▶ _TASK STATEMENT_:
Every entry should be duplicated verbatim, and no picture may appear in the copy.

= = = = = = =

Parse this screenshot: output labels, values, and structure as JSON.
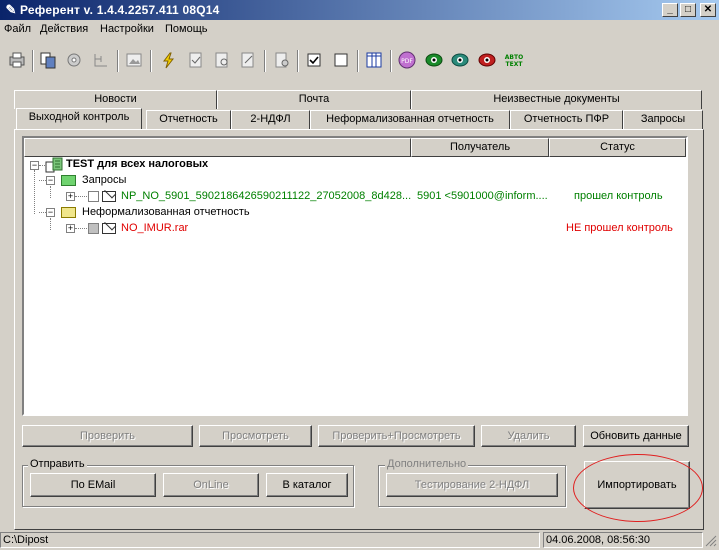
{
  "window": {
    "title": "Референт v. 1.4.4.2257.411 08Q14",
    "minimize": "_",
    "maximize": "□",
    "close": "✕"
  },
  "menu": [
    "Файл",
    "Действия",
    "Настройки",
    "Помощь"
  ],
  "tabs_row1": [
    "Новости",
    "Почта",
    "Неизвестные документы"
  ],
  "tabs_row2": [
    "Выходной контроль",
    "Отчетность",
    "2-НДФЛ",
    "Неформализованная отчетность",
    "Отчетность ПФР",
    "Запросы"
  ],
  "active_tab": "Выходной контроль",
  "toolbar_icons": [
    "print-icon",
    "copy-icon",
    "settings-icon",
    "tree-icon",
    "image-icon",
    "sign-icon",
    "doc-check-icon",
    "doc-search-icon",
    "doc-edit-icon",
    "doc-export-icon",
    "checkbox-checked-icon",
    "checkbox-empty-icon",
    "columns-icon",
    "pdf-icon",
    "eye-green-icon",
    "eye-teal-icon",
    "eye-red-icon",
    "auto-text-icon"
  ],
  "toolbar_text": {
    "pdf": "PDF",
    "auto": "АВТО\nTEXT"
  },
  "columns": {
    "recipient": "Получатель",
    "status": "Статус"
  },
  "tree": {
    "root": "TEST для всех налоговых",
    "group1": "Запросы",
    "item1": {
      "name": "NP_NO_5901_5902186426590211122_27052008_8d428...",
      "recipient": "5901 <5901000@inform....",
      "status": "прошел контроль"
    },
    "group2": "Неформализованная отчетность",
    "item2": {
      "name": "NO_IMUR.rar",
      "status": "НЕ прошел контроль"
    }
  },
  "buttons": {
    "check": "Проверить",
    "view": "Просмотреть",
    "check_view": "Проверить+Просмотреть",
    "delete": "Удалить",
    "refresh": "Обновить данные"
  },
  "send_group": {
    "label": "Отправить",
    "email": "По EMail",
    "online": "OnLine",
    "catalog": "В каталог"
  },
  "extra_group": {
    "label": "Дополнительно",
    "test": "Тестирование 2-НДФЛ"
  },
  "import_button": "Импортировать",
  "status": {
    "path": "C:\\Dipost",
    "datetime": "04.06.2008, 08:56:30"
  },
  "colors": {
    "ok": "#008000",
    "fail": "#e00000",
    "highlight": "#e02020"
  }
}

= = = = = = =

▶ _ANSWER TO THIS PROBLEM_:
Parse this screenshot: output labels, values, and structure as JSON.
{
  "window": {
    "title": "Референт v. 1.4.4.2257.411 08Q14",
    "minimize": "_",
    "maximize": "□",
    "close": "✕"
  },
  "menu": [
    "Файл",
    "Действия",
    "Настройки",
    "Помощь"
  ],
  "tabs_row1": [
    "Новости",
    "Почта",
    "Неизвестные документы"
  ],
  "tabs_row2": [
    "Выходной контроль",
    "Отчетность",
    "2-НДФЛ",
    "Неформализованная отчетность",
    "Отчетность ПФР",
    "Запросы"
  ],
  "active_tab": "Выходной контроль",
  "toolbar_icons": [
    "print-icon",
    "copy-icon",
    "settings-icon",
    "tree-icon",
    "image-icon",
    "sign-icon",
    "doc-check-icon",
    "doc-search-icon",
    "doc-edit-icon",
    "doc-export-icon",
    "checkbox-checked-icon",
    "checkbox-empty-icon",
    "columns-icon",
    "pdf-icon",
    "eye-green-icon",
    "eye-teal-icon",
    "eye-red-icon",
    "auto-text-icon"
  ],
  "toolbar_text": {
    "pdf": "PDF",
    "auto": "АВТО\nTEXT"
  },
  "columns": {
    "recipient": "Получатель",
    "status": "Статус"
  },
  "tree": {
    "root": "TEST для всех налоговых",
    "group1": "Запросы",
    "item1": {
      "name": "NP_NO_5901_5902186426590211122_27052008_8d428...",
      "recipient": "5901 <5901000@inform....",
      "status": "прошел контроль"
    },
    "group2": "Неформализованная отчетность",
    "item2": {
      "name": "NO_IMUR.rar",
      "status": "НЕ прошел контроль"
    }
  },
  "buttons": {
    "check": "Проверить",
    "view": "Просмотреть",
    "check_view": "Проверить+Просмотреть",
    "delete": "Удалить",
    "refresh": "Обновить данные"
  },
  "send_group": {
    "label": "Отправить",
    "email": "По EMail",
    "online": "OnLine",
    "catalog": "В каталог"
  },
  "extra_group": {
    "label": "Дополнительно",
    "test": "Тестирование 2-НДФЛ"
  },
  "import_button": "Импортировать",
  "status": {
    "path": "C:\\Dipost",
    "datetime": "04.06.2008, 08:56:30"
  },
  "colors": {
    "ok": "#008000",
    "fail": "#e00000",
    "highlight": "#e02020"
  }
}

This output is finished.